- **Material provided**
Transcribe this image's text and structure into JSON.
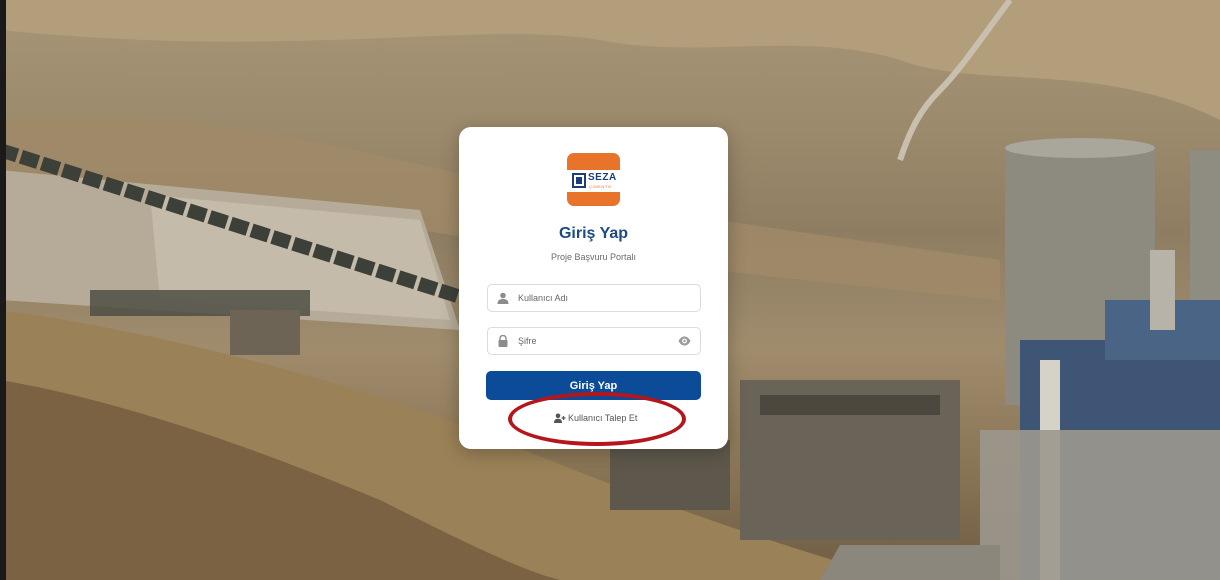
{
  "brand": {
    "logo_text": "SEZA",
    "logo_subtext": "ÇİMENTO"
  },
  "login": {
    "title": "Giriş Yap",
    "subtitle": "Proje Başvuru Portalı",
    "username_placeholder": "Kullanıcı Adı",
    "password_placeholder": "Şifre",
    "submit_label": "Giriş Yap",
    "request_user_label": "Kullanıcı Talep Et"
  },
  "icons": {
    "username": "user-icon",
    "password": "lock-icon",
    "toggle_password": "eye-icon",
    "request_user": "user-plus-icon"
  },
  "colors": {
    "brand_orange": "#e8742c",
    "brand_navy": "#1c3d7a",
    "title_blue": "#1b4a86",
    "button_blue": "#0b4b97",
    "annotation_red": "#b4161c"
  }
}
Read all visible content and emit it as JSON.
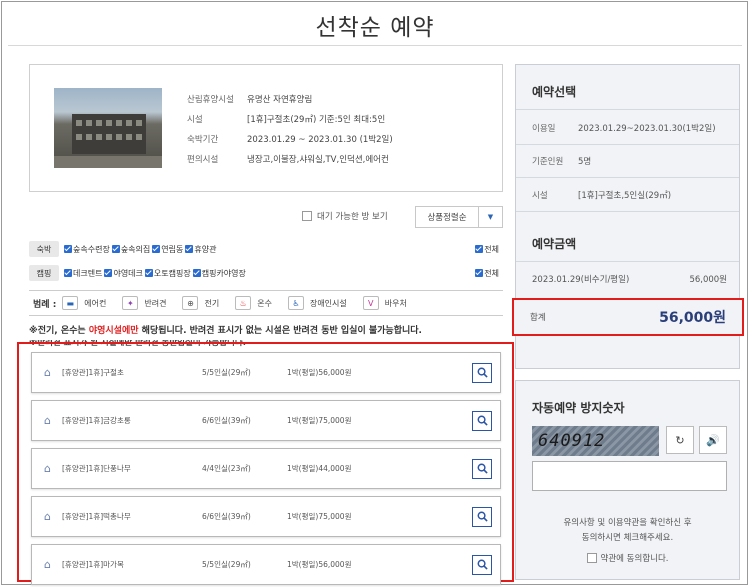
{
  "page_title": "선착순 예약",
  "facility": {
    "rows": [
      {
        "label": "산림휴양시설",
        "value": "유명산 자연휴양림"
      },
      {
        "label": "시설",
        "value": "[1휴]구절초(29㎡) 기준:5인 최대:5인"
      },
      {
        "label": "숙박기간",
        "value": "2023.01.29 ~ 2023.01.30 (1박2일)"
      },
      {
        "label": "편의시설",
        "value": "냉장고,이불장,샤워실,TV,인덕션,에어컨"
      }
    ]
  },
  "filters": {
    "waitable_label": "대기 가능한 방 보기",
    "sort_label": "상품정렬순",
    "categories": [
      {
        "tag": "숙박",
        "items": [
          "숲속수련장",
          "숲속의집",
          "연립동",
          "휴양관"
        ],
        "all": "전체"
      },
      {
        "tag": "캠핑",
        "items": [
          "데크텐트",
          "야영데크",
          "오토캠핑장",
          "캠핑카야영장"
        ],
        "all": "전체"
      }
    ]
  },
  "legend": {
    "title": "범례 :",
    "items": [
      {
        "label": "에어컨",
        "icon": "air-conditioner-icon",
        "color": "#2b66b5"
      },
      {
        "label": "반려견",
        "icon": "pet-icon",
        "color": "#8e44ad"
      },
      {
        "label": "전기",
        "icon": "electric-icon",
        "color": "#555555"
      },
      {
        "label": "온수",
        "icon": "hot-water-icon",
        "color": "#e02020"
      },
      {
        "label": "장애인시설",
        "icon": "accessible-icon",
        "color": "#2b66b5"
      },
      {
        "label": "바우처",
        "icon": "voucher-icon",
        "color": "#c0399a"
      }
    ]
  },
  "notices": {
    "line1_a": "※전기, 온수는 ",
    "line1_red": "야영시설에만",
    "line1_b": " 해당됩니다. 반려견 표시가 없는 시설은 반려견 동반 입실이 불가능합니다.",
    "line2": "※반려견 표시가 된 시설에만 반려견 동반입실이 가능합니다."
  },
  "rooms": [
    {
      "name": "[휴양관]1휴]구절초",
      "people": "5/5인실(29㎡)",
      "price": "1박(평일)56,000원"
    },
    {
      "name": "[휴양관]1휴]금강초롱",
      "people": "6/6인실(39㎡)",
      "price": "1박(평일)75,000원"
    },
    {
      "name": "[휴양관]1휴]단풍나무",
      "people": "4/4인실(23㎡)",
      "price": "1박(평일)44,000원"
    },
    {
      "name": "[휴양관]1휴]떡총나무",
      "people": "6/6인실(39㎡)",
      "price": "1박(평일)75,000원"
    },
    {
      "name": "[휴양관]1휴]마가목",
      "people": "5/5인실(29㎡)",
      "price": "1박(평일)56,000원"
    }
  ],
  "reservation": {
    "heading": "예약선택",
    "period_label": "이용일",
    "period_value": "2023.01.29~2023.01.30(1박2일)",
    "people_label": "기준인원",
    "people_value": "5명",
    "facility_label": "시설",
    "facility_value": "[1휴]구절초,5인실(29㎡)"
  },
  "amount": {
    "heading": "예약금액",
    "line_label": "2023.01.29(비수기/평일)",
    "line_value": "56,000원",
    "total_label": "합계",
    "total_value": "56,000원"
  },
  "captcha": {
    "heading": "자동예약 방지숫자",
    "code": "640912",
    "input_value": "",
    "note_line1": "유의사항 및 이용약관을 확인하신 후",
    "note_line2": "동의하시면 체크해주세요.",
    "agree_label": "약관에 동의합니다."
  },
  "colors": {
    "accent": "#2a3f7a",
    "highlight": "#e21b1b",
    "checkbox": "#2a6bd1"
  }
}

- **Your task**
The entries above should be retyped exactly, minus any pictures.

- **Exercise response**
Transcribe this image's text and structure into JSON.
{
  "brand": {
    "logo_text": "SEZA",
    "logo_subtext": "ÇİMENTO"
  },
  "login": {
    "title": "Giriş Yap",
    "subtitle": "Proje Başvuru Portalı",
    "username_placeholder": "Kullanıcı Adı",
    "password_placeholder": "Şifre",
    "submit_label": "Giriş Yap",
    "request_user_label": "Kullanıcı Talep Et"
  },
  "icons": {
    "username": "user-icon",
    "password": "lock-icon",
    "toggle_password": "eye-icon",
    "request_user": "user-plus-icon"
  },
  "colors": {
    "brand_orange": "#e8742c",
    "brand_navy": "#1c3d7a",
    "title_blue": "#1b4a86",
    "button_blue": "#0b4b97",
    "annotation_red": "#b4161c"
  }
}
Read all visible content and emit it as JSON.
{
  "page_title": "선착순 예약",
  "facility": {
    "rows": [
      {
        "label": "산림휴양시설",
        "value": "유명산 자연휴양림"
      },
      {
        "label": "시설",
        "value": "[1휴]구절초(29㎡) 기준:5인 최대:5인"
      },
      {
        "label": "숙박기간",
        "value": "2023.01.29 ~ 2023.01.30 (1박2일)"
      },
      {
        "label": "편의시설",
        "value": "냉장고,이불장,샤워실,TV,인덕션,에어컨"
      }
    ]
  },
  "filters": {
    "waitable_label": "대기 가능한 방 보기",
    "sort_label": "상품정렬순",
    "categories": [
      {
        "tag": "숙박",
        "items": [
          "숲속수련장",
          "숲속의집",
          "연립동",
          "휴양관"
        ],
        "all": "전체"
      },
      {
        "tag": "캠핑",
        "items": [
          "데크텐트",
          "야영데크",
          "오토캠핑장",
          "캠핑카야영장"
        ],
        "all": "전체"
      }
    ]
  },
  "legend": {
    "title": "범례 :",
    "items": [
      {
        "label": "에어컨",
        "icon": "air-conditioner-icon",
        "color": "#2b66b5"
      },
      {
        "label": "반려견",
        "icon": "pet-icon",
        "color": "#8e44ad"
      },
      {
        "label": "전기",
        "icon": "electric-icon",
        "color": "#555555"
      },
      {
        "label": "온수",
        "icon": "hot-water-icon",
        "color": "#e02020"
      },
      {
        "label": "장애인시설",
        "icon": "accessible-icon",
        "color": "#2b66b5"
      },
      {
        "label": "바우처",
        "icon": "voucher-icon",
        "color": "#c0399a"
      }
    ]
  },
  "notices": {
    "line1_a": "※전기, 온수는 ",
    "line1_red": "야영시설에만",
    "line1_b": " 해당됩니다. 반려견 표시가 없는 시설은 반려견 동반 입실이 불가능합니다.",
    "line2": "※반려견 표시가 된 시설에만 반려견 동반입실이 가능합니다."
  },
  "rooms": [
    {
      "name": "[휴양관]1휴]구절초",
      "people": "5/5인실(29㎡)",
      "price": "1박(평일)56,000원"
    },
    {
      "name": "[휴양관]1휴]금강초롱",
      "people": "6/6인실(39㎡)",
      "price": "1박(평일)75,000원"
    },
    {
      "name": "[휴양관]1휴]단풍나무",
      "people": "4/4인실(23㎡)",
      "price": "1박(평일)44,000원"
    },
    {
      "name": "[휴양관]1휴]떡총나무",
      "people": "6/6인실(39㎡)",
      "price": "1박(평일)75,000원"
    },
    {
      "name": "[휴양관]1휴]마가목",
      "people": "5/5인실(29㎡)",
      "price": "1박(평일)56,000원"
    }
  ],
  "reservation": {
    "heading": "예약선택",
    "period_label": "이용일",
    "period_value": "2023.01.29~2023.01.30(1박2일)",
    "people_label": "기준인원",
    "people_value": "5명",
    "facility_label": "시설",
    "facility_value": "[1휴]구절초,5인실(29㎡)"
  },
  "amount": {
    "heading": "예약금액",
    "line_label": "2023.01.29(비수기/평일)",
    "line_value": "56,000원",
    "total_label": "합계",
    "total_value": "56,000원"
  },
  "captcha": {
    "heading": "자동예약 방지숫자",
    "code": "640912",
    "input_value": "",
    "note_line1": "유의사항 및 이용약관을 확인하신 후",
    "note_line2": "동의하시면 체크해주세요.",
    "agree_label": "약관에 동의합니다."
  },
  "colors": {
    "accent": "#2a3f7a",
    "highlight": "#e21b1b",
    "checkbox": "#2a6bd1"
  }
}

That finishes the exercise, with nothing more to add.